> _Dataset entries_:
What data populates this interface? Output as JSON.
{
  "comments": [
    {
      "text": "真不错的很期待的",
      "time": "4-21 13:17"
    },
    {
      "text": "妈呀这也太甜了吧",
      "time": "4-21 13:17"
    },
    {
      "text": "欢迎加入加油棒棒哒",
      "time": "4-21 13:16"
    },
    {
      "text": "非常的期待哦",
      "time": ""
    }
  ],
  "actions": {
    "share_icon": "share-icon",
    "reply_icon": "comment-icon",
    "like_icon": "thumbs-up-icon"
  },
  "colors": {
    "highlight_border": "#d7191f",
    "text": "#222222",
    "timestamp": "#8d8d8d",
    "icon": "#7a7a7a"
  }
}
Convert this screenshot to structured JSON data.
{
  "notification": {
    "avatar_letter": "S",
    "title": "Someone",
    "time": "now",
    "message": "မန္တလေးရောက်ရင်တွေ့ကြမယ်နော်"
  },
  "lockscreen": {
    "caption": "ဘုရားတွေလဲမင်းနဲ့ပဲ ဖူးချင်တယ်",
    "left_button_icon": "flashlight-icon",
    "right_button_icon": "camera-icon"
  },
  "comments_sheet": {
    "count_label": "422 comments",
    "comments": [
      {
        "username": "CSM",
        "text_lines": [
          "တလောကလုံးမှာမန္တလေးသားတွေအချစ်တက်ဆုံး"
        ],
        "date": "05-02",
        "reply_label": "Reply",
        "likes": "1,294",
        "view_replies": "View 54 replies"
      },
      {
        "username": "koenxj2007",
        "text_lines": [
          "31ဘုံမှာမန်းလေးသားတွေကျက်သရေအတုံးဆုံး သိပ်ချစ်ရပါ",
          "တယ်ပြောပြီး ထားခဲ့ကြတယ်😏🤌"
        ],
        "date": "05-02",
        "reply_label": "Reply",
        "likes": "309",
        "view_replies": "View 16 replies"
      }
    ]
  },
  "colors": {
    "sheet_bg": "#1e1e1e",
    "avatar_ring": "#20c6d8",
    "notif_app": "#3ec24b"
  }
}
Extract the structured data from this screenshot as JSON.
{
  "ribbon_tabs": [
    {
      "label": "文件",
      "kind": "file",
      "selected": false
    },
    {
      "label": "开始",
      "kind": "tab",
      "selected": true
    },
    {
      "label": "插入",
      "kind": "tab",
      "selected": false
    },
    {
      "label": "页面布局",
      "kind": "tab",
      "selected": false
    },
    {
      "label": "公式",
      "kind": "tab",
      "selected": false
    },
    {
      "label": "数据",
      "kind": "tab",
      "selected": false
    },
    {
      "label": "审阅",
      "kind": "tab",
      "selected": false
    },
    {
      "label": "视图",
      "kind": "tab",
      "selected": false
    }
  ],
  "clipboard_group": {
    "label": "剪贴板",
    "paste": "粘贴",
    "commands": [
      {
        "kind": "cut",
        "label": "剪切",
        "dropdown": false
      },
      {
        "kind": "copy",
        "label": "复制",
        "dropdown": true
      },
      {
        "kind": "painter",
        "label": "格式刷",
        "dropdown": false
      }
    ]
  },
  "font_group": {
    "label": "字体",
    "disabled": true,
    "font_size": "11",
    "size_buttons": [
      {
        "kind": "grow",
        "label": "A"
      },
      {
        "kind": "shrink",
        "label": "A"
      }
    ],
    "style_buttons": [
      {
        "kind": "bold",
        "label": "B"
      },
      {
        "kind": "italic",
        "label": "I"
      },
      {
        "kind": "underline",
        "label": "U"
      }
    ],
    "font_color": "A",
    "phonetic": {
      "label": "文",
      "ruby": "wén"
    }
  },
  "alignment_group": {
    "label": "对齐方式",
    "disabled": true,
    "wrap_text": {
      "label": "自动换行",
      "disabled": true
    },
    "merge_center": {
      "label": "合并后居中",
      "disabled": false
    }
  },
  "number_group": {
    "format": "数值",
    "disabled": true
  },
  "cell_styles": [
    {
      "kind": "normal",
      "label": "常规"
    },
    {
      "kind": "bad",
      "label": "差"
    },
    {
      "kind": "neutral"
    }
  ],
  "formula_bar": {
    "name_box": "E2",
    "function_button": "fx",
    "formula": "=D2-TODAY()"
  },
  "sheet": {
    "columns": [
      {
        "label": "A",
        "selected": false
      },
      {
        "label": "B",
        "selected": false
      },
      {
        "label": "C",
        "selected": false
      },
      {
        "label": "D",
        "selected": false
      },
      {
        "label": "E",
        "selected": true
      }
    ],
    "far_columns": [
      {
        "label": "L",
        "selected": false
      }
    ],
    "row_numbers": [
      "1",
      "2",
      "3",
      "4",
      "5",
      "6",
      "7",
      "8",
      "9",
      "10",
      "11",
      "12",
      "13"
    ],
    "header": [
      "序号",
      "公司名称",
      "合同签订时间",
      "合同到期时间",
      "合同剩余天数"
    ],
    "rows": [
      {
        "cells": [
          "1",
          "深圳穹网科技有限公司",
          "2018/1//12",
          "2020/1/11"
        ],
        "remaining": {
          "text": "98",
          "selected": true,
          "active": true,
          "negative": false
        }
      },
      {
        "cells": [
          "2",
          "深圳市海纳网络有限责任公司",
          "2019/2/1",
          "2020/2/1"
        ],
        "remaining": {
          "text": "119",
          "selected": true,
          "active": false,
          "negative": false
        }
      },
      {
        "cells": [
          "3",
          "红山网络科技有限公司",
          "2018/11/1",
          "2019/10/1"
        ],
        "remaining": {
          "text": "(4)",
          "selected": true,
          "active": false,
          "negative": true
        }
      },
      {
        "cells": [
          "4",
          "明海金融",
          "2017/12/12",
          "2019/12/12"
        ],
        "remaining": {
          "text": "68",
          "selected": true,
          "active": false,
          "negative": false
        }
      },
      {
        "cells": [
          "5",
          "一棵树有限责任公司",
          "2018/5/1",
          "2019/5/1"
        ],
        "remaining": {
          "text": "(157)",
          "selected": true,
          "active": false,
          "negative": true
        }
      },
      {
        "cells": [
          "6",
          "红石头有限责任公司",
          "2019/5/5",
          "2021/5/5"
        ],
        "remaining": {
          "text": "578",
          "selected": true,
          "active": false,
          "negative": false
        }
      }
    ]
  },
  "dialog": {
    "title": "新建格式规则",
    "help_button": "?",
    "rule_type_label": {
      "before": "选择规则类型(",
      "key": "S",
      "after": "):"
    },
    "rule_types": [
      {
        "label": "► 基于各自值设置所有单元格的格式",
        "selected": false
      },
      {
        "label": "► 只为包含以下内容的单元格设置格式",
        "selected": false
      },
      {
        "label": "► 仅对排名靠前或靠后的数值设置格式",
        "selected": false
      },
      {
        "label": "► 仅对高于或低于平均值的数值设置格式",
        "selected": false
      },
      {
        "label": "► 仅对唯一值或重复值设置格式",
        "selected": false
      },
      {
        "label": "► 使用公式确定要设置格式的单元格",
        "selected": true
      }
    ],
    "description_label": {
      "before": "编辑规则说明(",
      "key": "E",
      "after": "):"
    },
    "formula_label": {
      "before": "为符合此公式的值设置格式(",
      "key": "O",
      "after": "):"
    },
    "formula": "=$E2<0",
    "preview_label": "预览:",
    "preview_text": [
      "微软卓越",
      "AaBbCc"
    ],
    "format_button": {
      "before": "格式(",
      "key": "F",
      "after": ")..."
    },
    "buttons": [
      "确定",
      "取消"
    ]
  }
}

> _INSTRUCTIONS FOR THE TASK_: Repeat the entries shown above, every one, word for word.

> _SOLUTION TO THE EXERCISE_:
What data populates this interface? Output as JSON.
{
  "comments": [
    {
      "text": "真不错的很期待的",
      "time": "4-21 13:17"
    },
    {
      "text": "妈呀这也太甜了吧",
      "time": "4-21 13:17"
    },
    {
      "text": "欢迎加入加油棒棒哒",
      "time": "4-21 13:16"
    },
    {
      "text": "非常的期待哦",
      "time": ""
    }
  ],
  "actions": {
    "share_icon": "share-icon",
    "reply_icon": "comment-icon",
    "like_icon": "thumbs-up-icon"
  },
  "colors": {
    "highlight_border": "#d7191f",
    "text": "#222222",
    "timestamp": "#8d8d8d",
    "icon": "#7a7a7a"
  }
}
Convert this screenshot to structured JSON data.
{
  "notification": {
    "avatar_letter": "S",
    "title": "Someone",
    "time": "now",
    "message": "မန္တလေးရောက်ရင်တွေ့ကြမယ်နော်"
  },
  "lockscreen": {
    "caption": "ဘုရားတွေလဲမင်းနဲ့ပဲ ဖူးချင်တယ်",
    "left_button_icon": "flashlight-icon",
    "right_button_icon": "camera-icon"
  },
  "comments_sheet": {
    "count_label": "422 comments",
    "comments": [
      {
        "username": "CSM",
        "text_lines": [
          "တလောကလုံးမှာမန္တလေးသားတွေအချစ်တက်ဆုံး"
        ],
        "date": "05-02",
        "reply_label": "Reply",
        "likes": "1,294",
        "view_replies": "View 54 replies"
      },
      {
        "username": "koenxj2007",
        "text_lines": [
          "31ဘုံမှာမန်းလေးသားတွေကျက်သရေအတုံးဆုံး သိပ်ချစ်ရပါ",
          "တယ်ပြောပြီး ထားခဲ့ကြတယ်😏🤌"
        ],
        "date": "05-02",
        "reply_label": "Reply",
        "likes": "309",
        "view_replies": "View 16 replies"
      }
    ]
  },
  "colors": {
    "sheet_bg": "#1e1e1e",
    "avatar_ring": "#20c6d8",
    "notif_app": "#3ec24b"
  }
}
Extract the structured data from this screenshot as JSON.
{
  "ribbon_tabs": [
    {
      "label": "文件",
      "kind": "file",
      "selected": false
    },
    {
      "label": "开始",
      "kind": "tab",
      "selected": true
    },
    {
      "label": "插入",
      "kind": "tab",
      "selected": false
    },
    {
      "label": "页面布局",
      "kind": "tab",
      "selected": false
    },
    {
      "label": "公式",
      "kind": "tab",
      "selected": false
    },
    {
      "label": "数据",
      "kind": "tab",
      "selected": false
    },
    {
      "label": "审阅",
      "kind": "tab",
      "selected": false
    },
    {
      "label": "视图",
      "kind": "tab",
      "selected": false
    }
  ],
  "clipboard_group": {
    "label": "剪贴板",
    "paste": "粘贴",
    "commands": [
      {
        "kind": "cut",
        "label": "剪切",
        "dropdown": false
      },
      {
        "kind": "copy",
        "label": "复制",
        "dropdown": true
      },
      {
        "kind": "painter",
        "label": "格式刷",
        "dropdown": false
      }
    ]
  },
  "font_group": {
    "label": "字体",
    "disabled": true,
    "font_size": "11",
    "size_buttons": [
      {
        "kind": "grow",
        "label": "A"
      },
      {
        "kind": "shrink",
        "label": "A"
      }
    ],
    "style_buttons": [
      {
        "kind": "bold",
        "label": "B"
      },
      {
        "kind": "italic",
        "label": "I"
      },
      {
        "kind": "underline",
        "label": "U"
      }
    ],
    "font_color": "A",
    "phonetic": {
      "label": "文",
      "ruby": "wén"
    }
  },
  "alignment_group": {
    "label": "对齐方式",
    "disabled": true,
    "wrap_text": {
      "label": "自动换行",
      "disabled": true
    },
    "merge_center": {
      "label": "合并后居中",
      "disabled": false
    }
  },
  "number_group": {
    "format": "数值",
    "disabled": true
  },
  "cell_styles": [
    {
      "kind": "normal",
      "label": "常规"
    },
    {
      "kind": "bad",
      "label": "差"
    },
    {
      "kind": "neutral"
    }
  ],
  "formula_bar": {
    "name_box": "E2",
    "function_button": "fx",
    "formula": "=D2-TODAY()"
  },
  "sheet": {
    "columns": [
      {
        "label": "A",
        "selected": false
      },
      {
        "label": "B",
        "selected": false
      },
      {
        "label": "C",
        "selected": false
      },
      {
        "label": "D",
        "selected": false
      },
      {
        "label": "E",
        "selected": true
      }
    ],
    "far_columns": [
      {
        "label": "L",
        "selected": false
      }
    ],
    "row_numbers": [
      "1",
      "2",
      "3",
      "4",
      "5",
      "6",
      "7",
      "8",
      "9",
      "10",
      "11",
      "12",
      "13"
    ],
    "header": [
      "序号",
      "公司名称",
      "合同签订时间",
      "合同到期时间",
      "合同剩余天数"
    ],
    "rows": [
      {
        "cells": [
          "1",
          "深圳穹网科技有限公司",
          "2018/1//12",
          "2020/1/11"
        ],
        "remaining": {
          "text": "98",
          "selected": true,
          "active": true,
          "negative": false
        }
      },
      {
        "cells": [
          "2",
          "深圳市海纳网络有限责任公司",
          "2019/2/1",
          "2020/2/1"
        ],
        "remaining": {
          "text": "119",
          "selected": true,
          "active": false,
          "negative": false
        }
      },
      {
        "cells": [
          "3",
          "红山网络科技有限公司",
          "2018/11/1",
          "2019/10/1"
        ],
        "remaining": {
          "text": "(4)",
          "selected": true,
          "active": false,
          "negative": true
        }
      },
      {
        "cells": [
          "4",
          "明海金融",
          "2017/12/12",
          "2019/12/12"
        ],
        "remaining": {
          "text": "68",
          "selected": true,
          "active": false,
          "negative": false
        }
      },
      {
        "cells": [
          "5",
          "一棵树有限责任公司",
          "2018/5/1",
          "2019/5/1"
        ],
        "remaining": {
          "text": "(157)",
          "selected": true,
          "active": false,
          "negative": true
        }
      },
      {
        "cells": [
          "6",
          "红石头有限责任公司",
          "2019/5/5",
          "2021/5/5"
        ],
        "remaining": {
          "text": "578",
          "selected": true,
          "active": false,
          "negative": false
        }
      }
    ]
  },
  "dialog": {
    "title": "新建格式规则",
    "help_button": "?",
    "rule_type_label": {
      "before": "选择规则类型(",
      "key": "S",
      "after": "):"
    },
    "rule_types": [
      {
        "label": "► 基于各自值设置所有单元格的格式",
        "selected": false
      },
      {
        "label": "► 只为包含以下内容的单元格设置格式",
        "selected": false
      },
      {
        "label": "► 仅对排名靠前或靠后的数值设置格式",
        "selected": false
      },
      {
        "label": "► 仅对高于或低于平均值的数值设置格式",
        "selected": false
      },
      {
        "label": "► 仅对唯一值或重复值设置格式",
        "selected": false
      },
      {
        "label": "► 使用公式确定要设置格式的单元格",
        "selected": true
      }
    ],
    "description_label": {
      "before": "编辑规则说明(",
      "key": "E",
      "after": "):"
    },
    "formula_label": {
      "before": "为符合此公式的值设置格式(",
      "key": "O",
      "after": "):"
    },
    "formula": "=$E2<0",
    "preview_label": "预览:",
    "preview_text": [
      "微软卓越",
      "AaBbCc"
    ],
    "format_button": {
      "before": "格式(",
      "key": "F",
      "after": ")..."
    },
    "buttons": [
      "确定",
      "取消"
    ]
  }
}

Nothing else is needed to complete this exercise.